“Welcome to the Blumhouse” is a program of four unsettling genre films produced by Jason Blum’s Blumhouse Television and Amazon Studios. This slate marks the first-ever program of Amazon Original movies on Prime Video that are thematically connected and is a strong start for the spooky season on the platform. The first films in the line-up are The Lie and Black Box. Having already thrilled genre fans with the Into the Dark slate on Hulu, “Welcome to the Blumhouse” comes as an exciting surprise.
The Lie is written and directed by Veena Sud and stars Peter Sarsgaard, Mireille Enos, and Joey King. The story focussed on an event, the lie spun from it, the lives that it impacts, and the choices made because of it. In the film, a troubled teen named Kayla (Joey King), her friend, and her dad are in a car riding to an event together. With tension between the best friends in the air, they stop for a moment. But when they leave the car, the tension spills over. While we hear something small off-camera, the aftermath is the focus of the film when Kayla confesses to impulsively killing her best friend. This moment—this singular moment—grounds The Lie.
The rest of the film follows two desperate parents as they attempt to cover up the horrific crime and protect their daughter. One lie begets another, and another, and yet another one until the complicated web of lies and deception pushes them towards unthinkable decisions all to save their little girl.
The Lie is about deception, unequivocally. But it is also about the parental bonds and how that bond can corrupt, not from believing your child is infallible but from believing they can in fact harm. That said, the film’s script is tight and leaves little to no room for exploring other themes without spoiling it. The film is simple on all accounts. From storytelling to setting and sound, there isn’t a lot to hide behind. There are no grand moments of horror on-screen, no gorefests, just a cold film set in winter, and the unrelenting fact that these parents must protect their daughter.

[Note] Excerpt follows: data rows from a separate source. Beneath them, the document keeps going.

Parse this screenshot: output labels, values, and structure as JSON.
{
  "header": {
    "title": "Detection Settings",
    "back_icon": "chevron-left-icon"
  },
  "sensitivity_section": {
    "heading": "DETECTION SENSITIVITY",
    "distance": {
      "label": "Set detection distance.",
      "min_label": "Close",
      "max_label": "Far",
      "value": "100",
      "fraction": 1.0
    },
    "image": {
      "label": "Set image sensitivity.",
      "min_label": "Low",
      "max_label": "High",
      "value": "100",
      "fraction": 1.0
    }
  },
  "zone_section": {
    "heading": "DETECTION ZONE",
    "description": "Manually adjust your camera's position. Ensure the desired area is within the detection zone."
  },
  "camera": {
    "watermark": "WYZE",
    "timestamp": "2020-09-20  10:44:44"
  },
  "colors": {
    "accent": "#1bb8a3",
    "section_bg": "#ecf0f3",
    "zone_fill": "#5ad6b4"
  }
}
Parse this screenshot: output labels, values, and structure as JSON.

As a thriller, everything in this film works. The suspense builds from every interaction the couple has with other adults that pushes out another lie. It’s compounded every time Kayla does something “off.” And finally as the parents’ need to protect becomes increasingly aggressive towards anyone who threatens their safety — even if their own paranoia is driving them to this brink.
In a shock to no one, Sarsgaard is phenomenal. The emotion he displays, specifically how his gentleness morphs into anger and fear. Not just towards the people closing in on exposing their lie, but to his family as well. Additionally, King’s performance as Kayla is unsettling. She is apathetic to her deeds, to the lie, and seems slightly joyous as her family rushes around her to protect her from her actions.

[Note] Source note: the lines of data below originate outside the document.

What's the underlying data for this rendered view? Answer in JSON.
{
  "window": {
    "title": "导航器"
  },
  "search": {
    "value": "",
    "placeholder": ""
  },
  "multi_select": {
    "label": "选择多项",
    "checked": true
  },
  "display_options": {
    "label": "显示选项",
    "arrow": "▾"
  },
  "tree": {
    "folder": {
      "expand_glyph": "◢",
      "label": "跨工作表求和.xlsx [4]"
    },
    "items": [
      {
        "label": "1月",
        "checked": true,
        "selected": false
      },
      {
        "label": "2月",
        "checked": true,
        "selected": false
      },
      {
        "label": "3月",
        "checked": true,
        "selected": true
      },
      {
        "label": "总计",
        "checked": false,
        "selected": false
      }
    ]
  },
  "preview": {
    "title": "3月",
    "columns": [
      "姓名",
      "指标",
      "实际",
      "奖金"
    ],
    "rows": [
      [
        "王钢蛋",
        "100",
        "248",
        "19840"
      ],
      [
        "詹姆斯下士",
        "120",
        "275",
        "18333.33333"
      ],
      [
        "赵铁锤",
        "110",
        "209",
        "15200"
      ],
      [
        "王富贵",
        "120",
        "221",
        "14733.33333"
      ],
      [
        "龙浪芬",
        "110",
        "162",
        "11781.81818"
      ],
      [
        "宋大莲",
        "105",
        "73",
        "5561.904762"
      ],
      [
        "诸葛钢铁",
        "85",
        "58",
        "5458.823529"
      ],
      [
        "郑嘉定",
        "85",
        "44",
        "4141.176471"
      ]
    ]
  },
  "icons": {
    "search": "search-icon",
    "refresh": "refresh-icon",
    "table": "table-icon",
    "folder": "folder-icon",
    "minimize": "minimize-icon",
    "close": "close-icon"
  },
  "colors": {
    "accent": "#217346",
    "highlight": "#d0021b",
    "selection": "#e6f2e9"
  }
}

Overall, The Lie is a sobering film with an ending that hollows you out. It asks how far you would go for your child and asks you to examine what exactly that means. As one of two opening films to welcome you to the Blumhouse, it makes sure it’s worth the stay.
The Lie is available exclusively on Amazon Prime Video now.
The Lie is a sobering film with an ending that hollows you out. It asks how far you would go for your child and asks you to examine what exactly that means. As one of two opening films to welcome you to the Blumhouse, it’s making sure it’s worth the stay.
Kate is co-founder, EIC, and CCO of BWT. She’s also a Certified Rotten Tomatoes Critic, host, and creator of our flagship podcast, But Why Tho? and Did You Have To?. She also manages all PR relationships for comics, manga, film, TV, and anime. She has an MA in Cultural Anthropology and Religious Studies focusing on how pop culture impacts society.